This article is one in a series that have been released in conjunction with Wayne's book, 101 Projects for Your Porsche 911. The book contains 240 pages of full color projects detailing everything from performance mods to changing your brake pads. With more than 650+ full-color glossy photos accompanying extensive step-by-step procedures, this book is required reading in any Porsche 911 owner's collection. See The Official Book Website for more details.
As the 911s age, the tendency is to find them with worn out bushings, particularly the sway bar bushings. On the 1974 and later cars, the front and rear sway bars were mounted to the suspension and ran underneath the body of the car. Replacement of the rear bushings is a relatively simply process, but the replacement of the front ones requires a bit more effort.
The first step in replacing your bushings is to figure out if they need to be replaced. Carefully inspect them for cracking, and also check to make sure that their inner diameter hugs the sway bar tightly. If they do not appear to be worn, then simply apply a little bit of lithium grease inside the bushing. If they are worn, then they will need to be replaced.
Begin the process of replacing the front bushings by jacking up the car, and removing the lower belly pan that covers the steering rack (see Pelican Technical Article: Installing the Turbo Tie Rod Kit). The two rear brackets that hold the center front sway bar bushings (1974+)should come off when you remove the belly pan.

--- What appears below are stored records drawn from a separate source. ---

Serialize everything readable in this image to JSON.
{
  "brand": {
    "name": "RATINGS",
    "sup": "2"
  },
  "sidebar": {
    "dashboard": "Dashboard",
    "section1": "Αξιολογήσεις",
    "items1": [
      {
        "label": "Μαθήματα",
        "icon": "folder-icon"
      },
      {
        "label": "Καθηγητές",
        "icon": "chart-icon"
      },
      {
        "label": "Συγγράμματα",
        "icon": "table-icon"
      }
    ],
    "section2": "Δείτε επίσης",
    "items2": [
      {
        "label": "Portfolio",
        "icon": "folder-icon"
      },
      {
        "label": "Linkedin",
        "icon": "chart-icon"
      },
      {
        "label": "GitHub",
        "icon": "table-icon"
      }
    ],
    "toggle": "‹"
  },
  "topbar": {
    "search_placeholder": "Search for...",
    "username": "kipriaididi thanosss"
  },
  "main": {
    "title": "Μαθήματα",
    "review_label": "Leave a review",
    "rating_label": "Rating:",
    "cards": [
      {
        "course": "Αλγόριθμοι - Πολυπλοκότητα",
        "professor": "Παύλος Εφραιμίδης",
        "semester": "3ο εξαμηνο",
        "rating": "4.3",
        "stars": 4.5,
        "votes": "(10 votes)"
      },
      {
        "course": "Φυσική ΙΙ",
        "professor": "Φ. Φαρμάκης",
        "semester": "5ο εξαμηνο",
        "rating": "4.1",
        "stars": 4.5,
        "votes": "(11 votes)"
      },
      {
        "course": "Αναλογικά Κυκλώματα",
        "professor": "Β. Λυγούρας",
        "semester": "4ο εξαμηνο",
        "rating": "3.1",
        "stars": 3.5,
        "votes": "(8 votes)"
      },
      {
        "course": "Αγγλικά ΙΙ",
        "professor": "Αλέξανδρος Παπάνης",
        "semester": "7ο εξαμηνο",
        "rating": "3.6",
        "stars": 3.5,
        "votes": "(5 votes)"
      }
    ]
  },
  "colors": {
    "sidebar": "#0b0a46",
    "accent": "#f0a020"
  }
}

Use the sheet metal seam of the car as a point for placing the jack stand: you will need full access to the a-arm and cross member.
Now, remove the bolts that anchor the front of the a-arm to the chassis. Refer to Project 64 for more details. Once you have the front of the a-arm disconnected, loosen and remove the torsion bar adjuster screw. Remove the adjuster lever as detailed in Project 64 as well. Now, loosen and remove the large bolt that holds the cross member to the chassis. Make sure that you are not using the cross member as a support with your jack stand. Removing the bolt in this condition may make the car unstable.
When this bolt is loose, you should be able to pull the a-arm out of the cross member. Let it hang from the ball joint underneath the shock. You should now have enough leeway to maneuver the a-arm so that you can slide the sway bar out of the bushing. Slide the other end of the sway bar out as well once you have one side clear.
The new replacement bushings are split down the middle, so they should easily slide onto the bar and into the bracket that is welded onto the a-arm. Remove the old bushings, and insert the new ones, making sure that you coat the bushings with some white lithium grease on the inside. Place the sway bar into the a-arm on one side, and then into the a-arm on the other side. Reattach the a-arm and torsion bar lever according to the directions in Pelican Technical Article: Replacing/Upgrading Torsion Bars. Bolt up the belly pan underneath the car, and you are done with the front bar.
On the early cars manufactured before 1974, the sway bar runs through the center of the car, not underneath. The replacement of the bushings simply involves the removal of the bar and droplinks. Remove the bar and install the new drop link bushings by pressing them in with a vise. The center bushings for the bar should be sandwiched between the mounting brackets for the sway bar and the inner fender wall. See Project 61 for some additional information on the early sway bars.
The rear bar is much simpler. Starting in 1978 cars, all six of the rear bushings are held in with bolts that can be easily removed. To replace the bushings, simply unbolt the brackets that hold them in. The small rear drop links are held in with bolts too, and can be removed simply by removing the bolts.
The earlier cars didn't have bolts, but instead had droplinks that pushed onto large balls on each end. Removal of these droplinks sometimes requires quite a bit of force to pull them off. Use a pair of vise-grips or channel locks on the droplinks for more leverage. Remove the older, worn out bushings and replace them with brand new ones, keeping in mind to spread some grease on the inside of them.
The rear sway bar bracket on the later cars is quite notorious for cracking and breaking. If you are experiencing an annoying rattle coming from your rear suspension, then you might want to check this bracket. Shake the rear sway bar, and see if the bracket is loose. There is an upgraded factory bracket for the rear sway bar that can easily be welded into the original mounting spot on the chassis, and should be significantly stronger than the original mount.
The front sway bar bushings are mounted on the a-arms and a bracket that attaches to the mounting points for the rear belly pan. The a-arm sway bar bushings are inserted into a metal bracket that is welded onto the top of the a-arm. The arrow points to the bolt that attaches the a-arm to the cross member. This is one of the bolts that needs to be removed in order gain enough maneuverability to remove the sway bar from the a-arm bushing.
The rear sway bar is attached to the car chassis with a large bracket that has a tendency to break. The drop links (shown by arrow) for the sway bar contain two rubber bushings that wrap around two mounting bolts. Replacement of these bushings simply involves the removal of the bolts, and the substitution of the old bushings with the new ones.